When the top of the order came up again in the top of the 3rd, we knew Bonds was just two hits away. Dave Roberts and Randy Winn provided those hits and after a Ray Durham groundout, it was history time again. The crowd reacted the same way as the previous at-bat. Everyone on their feet, knowing that a home run would provide them with a story their grandkids would ask to hear over and over again. Just like before, Bonds did not come through. He grounded out on the second pitch to end the inning. It would not be until the 6th inning that Bonds would get another at-bat, this time fooling the crowd with a long, deep fly ball that was caught easily by Mike Cameron. Three at-bats, three outs. Never did I think we would be let down. In my mind, he was just waiting until his final at-bat to provide the fireworks. It was a close game and what a better way to win than on a history making home run?

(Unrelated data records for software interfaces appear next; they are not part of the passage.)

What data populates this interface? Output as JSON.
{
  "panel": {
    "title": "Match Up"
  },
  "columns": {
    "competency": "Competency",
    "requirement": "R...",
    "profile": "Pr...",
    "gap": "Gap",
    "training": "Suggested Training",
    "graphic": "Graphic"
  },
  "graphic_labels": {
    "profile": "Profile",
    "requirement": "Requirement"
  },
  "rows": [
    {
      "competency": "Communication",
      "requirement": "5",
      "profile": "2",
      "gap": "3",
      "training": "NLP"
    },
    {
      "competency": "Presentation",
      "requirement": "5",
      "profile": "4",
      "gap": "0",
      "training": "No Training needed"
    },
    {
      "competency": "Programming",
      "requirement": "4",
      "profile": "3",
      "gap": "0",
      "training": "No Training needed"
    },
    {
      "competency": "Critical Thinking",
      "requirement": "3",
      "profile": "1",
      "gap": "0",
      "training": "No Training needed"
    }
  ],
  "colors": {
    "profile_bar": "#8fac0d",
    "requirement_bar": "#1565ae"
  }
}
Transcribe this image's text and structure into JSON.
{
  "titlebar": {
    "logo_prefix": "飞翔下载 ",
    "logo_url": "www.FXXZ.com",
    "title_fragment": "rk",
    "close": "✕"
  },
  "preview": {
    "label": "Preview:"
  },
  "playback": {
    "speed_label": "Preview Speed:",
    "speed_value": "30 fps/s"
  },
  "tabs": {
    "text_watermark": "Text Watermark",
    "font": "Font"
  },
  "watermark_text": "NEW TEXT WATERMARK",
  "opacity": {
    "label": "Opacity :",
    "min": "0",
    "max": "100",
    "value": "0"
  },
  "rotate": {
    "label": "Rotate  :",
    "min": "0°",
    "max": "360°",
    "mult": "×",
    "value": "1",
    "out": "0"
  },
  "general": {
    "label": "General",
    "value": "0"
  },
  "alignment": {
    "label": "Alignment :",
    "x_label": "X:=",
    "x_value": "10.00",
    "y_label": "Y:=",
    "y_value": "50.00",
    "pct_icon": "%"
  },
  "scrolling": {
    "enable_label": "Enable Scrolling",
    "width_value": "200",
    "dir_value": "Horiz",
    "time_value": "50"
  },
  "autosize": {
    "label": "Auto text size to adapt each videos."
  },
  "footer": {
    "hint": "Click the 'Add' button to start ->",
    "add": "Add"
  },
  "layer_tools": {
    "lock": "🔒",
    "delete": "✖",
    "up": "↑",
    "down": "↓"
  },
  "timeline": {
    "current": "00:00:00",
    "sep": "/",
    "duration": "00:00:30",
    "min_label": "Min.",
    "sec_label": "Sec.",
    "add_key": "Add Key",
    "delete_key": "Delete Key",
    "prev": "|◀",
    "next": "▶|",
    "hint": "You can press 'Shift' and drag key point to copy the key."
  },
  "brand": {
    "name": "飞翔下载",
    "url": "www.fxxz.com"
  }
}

That time came in the top of the 8th inning. Bonds was due up second and the Giants were winning 3-0 after a 2 run 7th. This was it! Again, crowd on its feet, cameras flashing in all directions; frankly, it was hard for me to focus on Bonds through all the flashes. All of the hoopla was for nothing, as Bonds grounded out to the first baseman. In the bottom of the 8th, he was replaced by Fred Lewis, manager Bruce Bochy assuming the Giants would take care of business and win the game. The Padres went on to score 3 runs in the bottom of the 8th, which would lead to extra innings. Of course, the Giants had gone through enough batters in the 9th that would have made it possible for Bonds to hit again in the 10th, had he stayed in the game. This switch would prove to be important our minds, considering how the next day’s game played out.

Again, we all left the beach earlier than normal that night to catch Bonds’ first at-bat. My dad did not think he would hit one that night and stayed out on the beach. I went up to Jake and AJ’s room to watch the game with them and my Uncle Keith. The Giants batters went 1-2-3 in the top of the 1st and the Padres scored one run in the opposite half of the inning. After what seemed like the longest commercial break in history, Barry Bonds was at the plate. There is no doubt in my mind that the stadium reacted the same way we had reacted the day before for each of his at-bats. With the count at 2-1, Clay Hensley of the Padres threw the pitch. Bonds connected and sent it to the opposite field and out to tie Hank Aaron’s record of 755. We ran out onto the balcony of our condo that overlooked the ocean. My dad and his sister were still sitting out there, having missed what just happened. We started screaming to them what had happened like we were 10 years old and our favorite team had just won a championship. The other 100 or so people between us and them must have thought we had lost our minds, but they didn’t understand how we felt about that moment. About five minutes later I realized we should have seen that home run. If the Giants manager had left Bonds in for extra innings, he would have had that at-bat to break the record, instead of waiting until his first at-bat the next day. I was disappointed, but satisfied that he had finally tied the record. Three days later, with the whole family around the TV this time, we watched as Mike Bascik gave up home run number 756, knowing we had come so close to being eyewitnesses to history.

While Barry Bonds walked from the on-deck circle to the batter’s box, as the crowd rose to its feet and the first of many flashes went off, I knew my journey from a 10 year-old jumping on the trampoline waiting for my dad to tell me to come witness history, to putting myself in position to witness it first hand, had completed the transformation from sports fan to baseball fan. It took a long time, but the wait was well worth it. I was born with Giants blood, so it was going to take a Giant to bring those feelings out into the open. I hope this is not the climax of my experience as a fan, but just the experience that will start me on a journey to something bigger and better. If it is the climax, I will always be able to tell my children about the time their dad almost witnessed history. One at-bat later…